Saint Maud is an extremely well made film that will be a treat for some, and a chore for others.
I’ve reviewed a few feature-length debuts for Loud and Clear, and these are always a mixed bag. There’s such a spectrum of quality for a director’s first time out: sometimes you get an exceptional new talent who is able to capture lightning in a bottle, resulting in a Citizen Kane (Orson Welles) or a Get Out (Jordan Peele). Sometimes they’re still finding their artistic voice but haven’t quite found themselves yet, resulting in an Alien 3 (David Fincher) or My Best Friend’s Birthday (Quentin Tarantino). Or maybe they just faceplant out of the gate resulting in a Caged Heat (Jonathan Demme) or a Piranha Part 2: The Spawning (James Cameron). Saint Maud is the feature-length debut from Rose Glass, who both wrote and directed the movie. Where on this spectrum will it fall? While only time will tell, I think it will largely depend on who you ask.
Saint Maud follows Maud (Morfyyd Clark), a devoutly Christian nurse who is brought to a seaside British town to care for Amanda (Jennifer Ehl), a terminally ill woman. As Maud becomes obsessed with saving Amanda’s soul, she becomes haunted by her own past and something evil begins to interfere with her life.
First of all, I have to commend Morfydd Clark for her work as the titular Maud. She is in every scene, meaning the movie really lives or dies off the strength of her performance. Luckily, she is excellent in every scene she is in. She’s not quite a “scene stealer,” as that’s not the purpose of her character. She plays Maud as an uncomfortable and awkward young woman who literally has to observe people and mimic their behavior in order to make herself appear normal. Somehow, she’s able to make Maud sympathetic, chilling, and confounding all at the same time. I just found out that she was cast as Galadriel in the new Lord of the Rings TV show that’s coming sometime next year. After her performance here, I’m excited to see what she does with the character.
The craft of the film is also extremely well done. The lighting does a really good job of creating compelling silhouettes, while the cinematography makes economical, yet effective use of unconventional angles and lenses to punctuate Saint Maud’s unsettling nature. The audial effects did an excellent job of balancing subtlety with the occasional sting to keep you on your toes. My only real complaint in regard to Glass’ direction is that there were a couple of stylistic choices that I thought were either ineffective or heavy-handed. Outside of those, Glass knows how to craft a compelling shot, and has a strong grasp on the nuances of visual storytelling. For real, considering this is her feature-length debut as a director and screenwriter, I am seriously impressed with Rose Glass. I’m looking forward to whatever she does next.
How, then, with all of these nice things I’m saying, is my score for Saint Maud not higher? Well, I suppose, at the end of the day, it comes down to personal preference. There is definitely a type of moviegoer that will LOVE Saint Maud; I’d recommend it highly for people who enjoy films by Robert Eggers or Ari Aster.
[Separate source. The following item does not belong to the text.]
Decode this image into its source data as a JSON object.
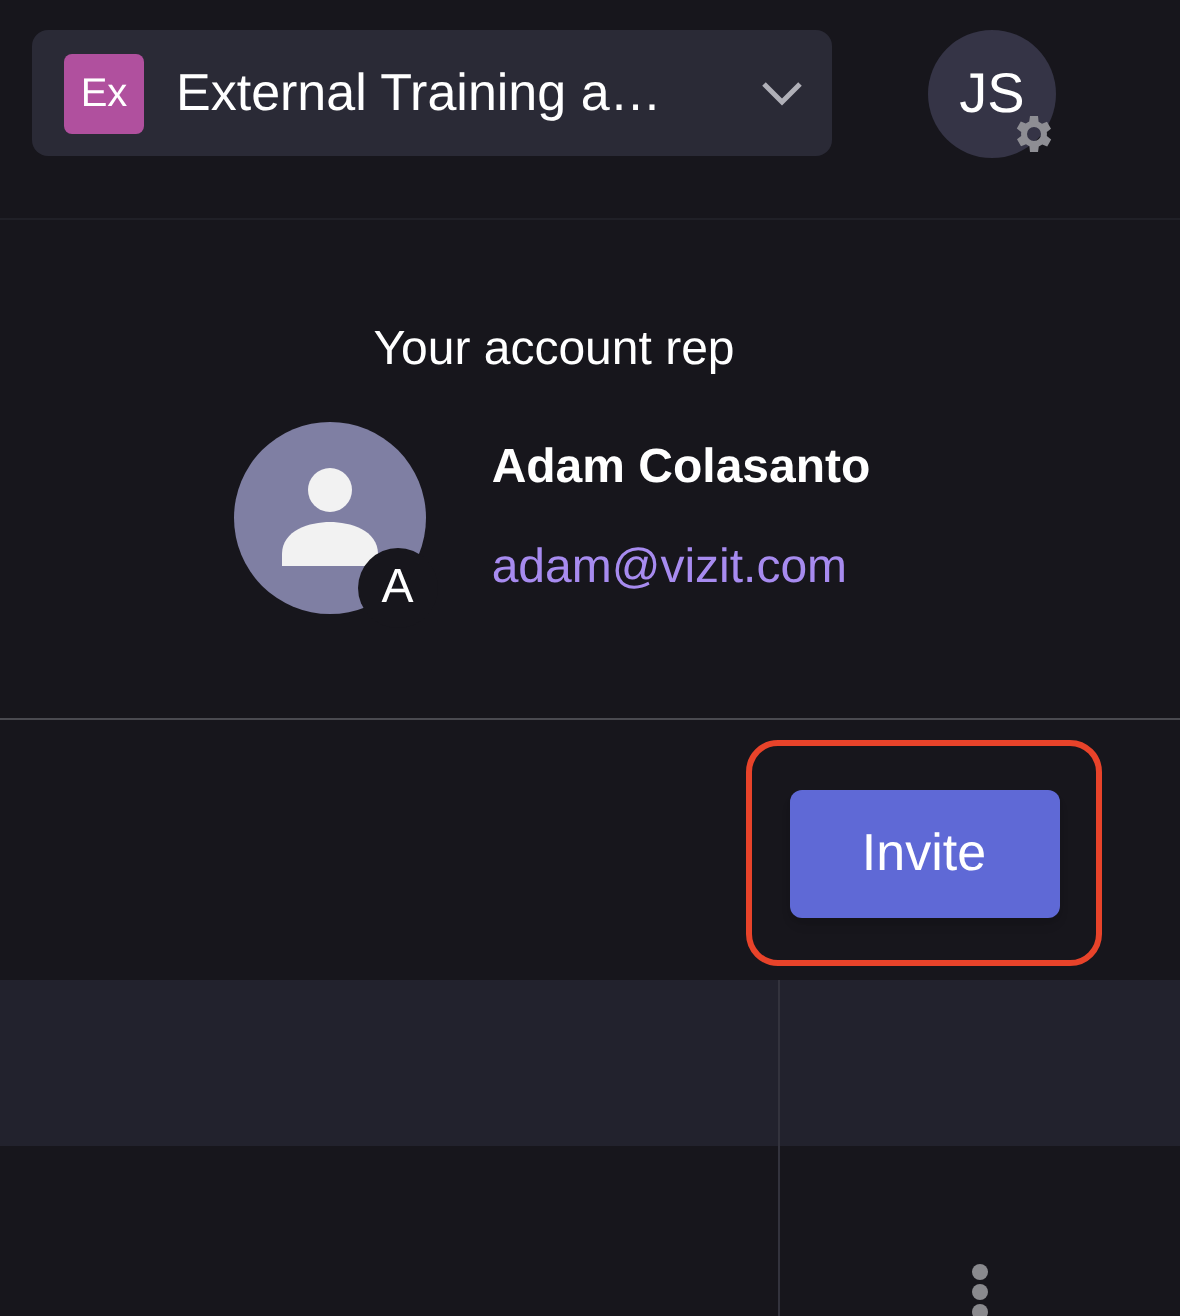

For me, though, it just doesn’t fit my own personal tastes. First of all, the pacing is quite slow. It didn’t even feel like a horror movie until the halfway mark. It’s definitely a film that takes its time and challenges you to find all of the subtleties and nuances hidden throughout.
The narrative also makes Saint Maud a bit esoteric. Instead of following a more common story structure with rising and falling action, it feels more like a chain of events that eventually lead to a climax. It is presented in a way that can often be confusing, but this is by design. There were scenes where it felt to me like nothing was happening, and then other scenes where I wasn’t sure what was going on, making me question whether I missed something earlier.
There are going to be people who will adore this movie, and if what I just described sounds appealing for you, then I highly recommend watching it. If this doesn’t sound like it’s up your alley, I think I can still give it a light recommendation: it’s only 80 minutes, so if you decide it’s not your cup of tea, it’s not like you just sat through Andy Warhol’s Empire or anything. Saint Maud is definitely one of those films that require you to view them more than once in order to dissect all of their intricacies. It’s up to you, however, to decide if that’s a journey worth making.
Saint Maud was released in UK cinemas on Friday, 9 October 2020, and is now available to watch on digital and on demand.